The meetings also surprised and pleased many by showing that the issue of ethics was even on the table. Serious questions about the possibility of accountability, liability and responsibility arise from autonomous weapons systems, and such questions must be addressed before their creation or deployment. Paying homage to these moral complexities, states embraced the language of “meaningful human control” as an initial attempt to address these very issues.
Basically, they agreed that any and all systems must be under human control, and that the level of control – and the likelihood for abuse or perverse outcomes – must be addressed now and not after the systems are deployed. Thus in the coming months and years, states, lawyers, civil society and academics will have their hands full trying to elucidate precisely what “meaningful human control” entails, and how once agreed upon, it can be verified when states undertake to use such systems.
Of course, this will require that this first meeting be followed by several more before the legalities can be ironed out and possible contingencies and side-issues resolved. Moreover, as Nobel Peace laureate Jody Williams – who received the award in 1997 for her work to ban landmines – noted in her side event speech, the seeming consensus may be a strategic stalling tactic to assuage the worries of civil society and drag out or undermine the process.
When pushed on the matter of lethal autonomous systems, there were sharp divides between proponents and detractors. These divisions, not surprisingly, fell along the lines of state power. Those who supported the creation, development and deployment of autonomous weapons systems came from a powerful and select few – such as China, the US, the UK, Israel, Russia, etc – and many of those experts citing their benefits also were affiliated in some way or another with those states.
However, there prospect of collective power and action through the combination of smaller and medium states, as well as through the collective voice of civil society, does raise hope. In addition, legal precedents were sighted that showed how those states that insist on developing the technology could be brought to heel, or would even be willing to find common ground to limit the development of this technology.

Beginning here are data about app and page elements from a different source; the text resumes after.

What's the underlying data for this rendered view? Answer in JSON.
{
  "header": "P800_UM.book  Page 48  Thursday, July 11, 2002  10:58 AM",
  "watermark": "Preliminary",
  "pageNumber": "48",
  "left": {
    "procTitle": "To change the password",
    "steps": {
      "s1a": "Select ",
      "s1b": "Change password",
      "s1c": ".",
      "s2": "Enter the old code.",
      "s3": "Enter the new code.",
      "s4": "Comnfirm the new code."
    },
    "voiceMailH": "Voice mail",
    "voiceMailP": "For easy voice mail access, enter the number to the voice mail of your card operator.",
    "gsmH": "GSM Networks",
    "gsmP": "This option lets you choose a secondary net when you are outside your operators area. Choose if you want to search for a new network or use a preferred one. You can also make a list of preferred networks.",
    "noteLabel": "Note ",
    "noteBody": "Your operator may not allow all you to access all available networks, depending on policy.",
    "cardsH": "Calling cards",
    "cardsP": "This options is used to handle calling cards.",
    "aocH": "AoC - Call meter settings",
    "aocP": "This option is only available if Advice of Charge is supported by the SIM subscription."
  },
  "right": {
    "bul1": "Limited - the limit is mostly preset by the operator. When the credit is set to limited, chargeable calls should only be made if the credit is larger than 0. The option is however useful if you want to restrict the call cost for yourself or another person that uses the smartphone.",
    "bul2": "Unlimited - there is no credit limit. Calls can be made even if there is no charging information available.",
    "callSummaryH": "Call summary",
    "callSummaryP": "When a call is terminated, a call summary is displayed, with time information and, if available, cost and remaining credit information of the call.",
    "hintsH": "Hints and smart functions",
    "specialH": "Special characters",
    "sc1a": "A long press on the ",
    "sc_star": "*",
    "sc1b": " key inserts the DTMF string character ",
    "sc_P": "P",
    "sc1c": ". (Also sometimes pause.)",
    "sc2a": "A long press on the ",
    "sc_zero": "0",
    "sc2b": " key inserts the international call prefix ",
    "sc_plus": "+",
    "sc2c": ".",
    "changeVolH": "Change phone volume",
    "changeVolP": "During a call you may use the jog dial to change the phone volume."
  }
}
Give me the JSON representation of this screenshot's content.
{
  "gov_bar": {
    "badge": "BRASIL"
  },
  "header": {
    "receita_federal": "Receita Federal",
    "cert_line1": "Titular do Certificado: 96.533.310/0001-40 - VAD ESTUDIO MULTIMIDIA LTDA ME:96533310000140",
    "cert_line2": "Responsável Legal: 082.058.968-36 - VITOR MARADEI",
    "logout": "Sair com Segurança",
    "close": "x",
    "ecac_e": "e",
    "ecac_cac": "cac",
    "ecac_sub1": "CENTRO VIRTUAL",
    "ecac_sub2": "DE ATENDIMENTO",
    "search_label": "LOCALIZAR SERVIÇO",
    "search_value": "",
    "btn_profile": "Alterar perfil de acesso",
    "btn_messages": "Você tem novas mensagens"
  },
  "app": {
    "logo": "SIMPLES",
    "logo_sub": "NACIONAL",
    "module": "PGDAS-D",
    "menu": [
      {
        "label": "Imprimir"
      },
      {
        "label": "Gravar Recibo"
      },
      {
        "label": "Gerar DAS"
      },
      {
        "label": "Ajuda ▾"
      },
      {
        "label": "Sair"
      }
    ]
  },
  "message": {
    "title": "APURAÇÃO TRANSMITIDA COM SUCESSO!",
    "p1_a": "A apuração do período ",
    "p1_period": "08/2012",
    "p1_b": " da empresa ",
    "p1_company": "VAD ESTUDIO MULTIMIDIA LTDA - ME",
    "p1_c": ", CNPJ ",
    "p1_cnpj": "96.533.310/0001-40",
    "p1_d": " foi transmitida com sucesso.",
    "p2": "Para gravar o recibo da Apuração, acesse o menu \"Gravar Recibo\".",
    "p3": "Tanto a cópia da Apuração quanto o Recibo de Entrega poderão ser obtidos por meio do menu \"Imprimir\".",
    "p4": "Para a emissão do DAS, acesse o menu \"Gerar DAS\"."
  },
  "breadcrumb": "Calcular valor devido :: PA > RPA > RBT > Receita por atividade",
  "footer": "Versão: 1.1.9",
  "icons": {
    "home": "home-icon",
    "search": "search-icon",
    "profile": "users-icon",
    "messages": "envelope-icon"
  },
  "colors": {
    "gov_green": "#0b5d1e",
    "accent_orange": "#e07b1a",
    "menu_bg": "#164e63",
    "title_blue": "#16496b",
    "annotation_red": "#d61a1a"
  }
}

The include the Marten’s Clause, which is part of the preamble to the 1899 Hague (II) Convention on Laws and Customs of War on Land. Many states and civil society delegates raised this potential avenue, thereby challenging some of the experts’ opinions that the Marten’s Clause would be insufficient as a source of law for a ban. The clause states that:
Until a more complete code of the laws of war is issued, the High Contracting Parties think it right to declare that in cases not included in the Regulations adopted by them, populations and belligerents remain under the protection and empire of the principles of international law, as they result from the usages established between civilized nations, from the laws of humanity and the requirements of the public conscience.
Another is the fact that the Convention on Certain Conventional Weapons – which was adopted by 117 nations including the world’s major powers – was used before to prohibit the use of blinding laser weapons in the 1990s before they were ever deployed on the battlefield. It was Moeller himself who pointed this out at the beginning of the conference, when he said that this Convention “serves as an example to be followed again.”
Personally, I think it is encouraging that the various nations of the world are coming together to address this problem, and are doing so now before the technology flourishes. I also believe wholeheartedly that we have a long way to go before any significant or meaningful measures are taken, and the issue itself is explored to the point that an informed decision can be made.
I can only hope that once the issue becomes a full-blow reality, some sort of framework is in place to address it. Otherwise, we could be looking at a lot more of these guys in our future! 😉
Sources: huffingtonpost.com, (2), phys.org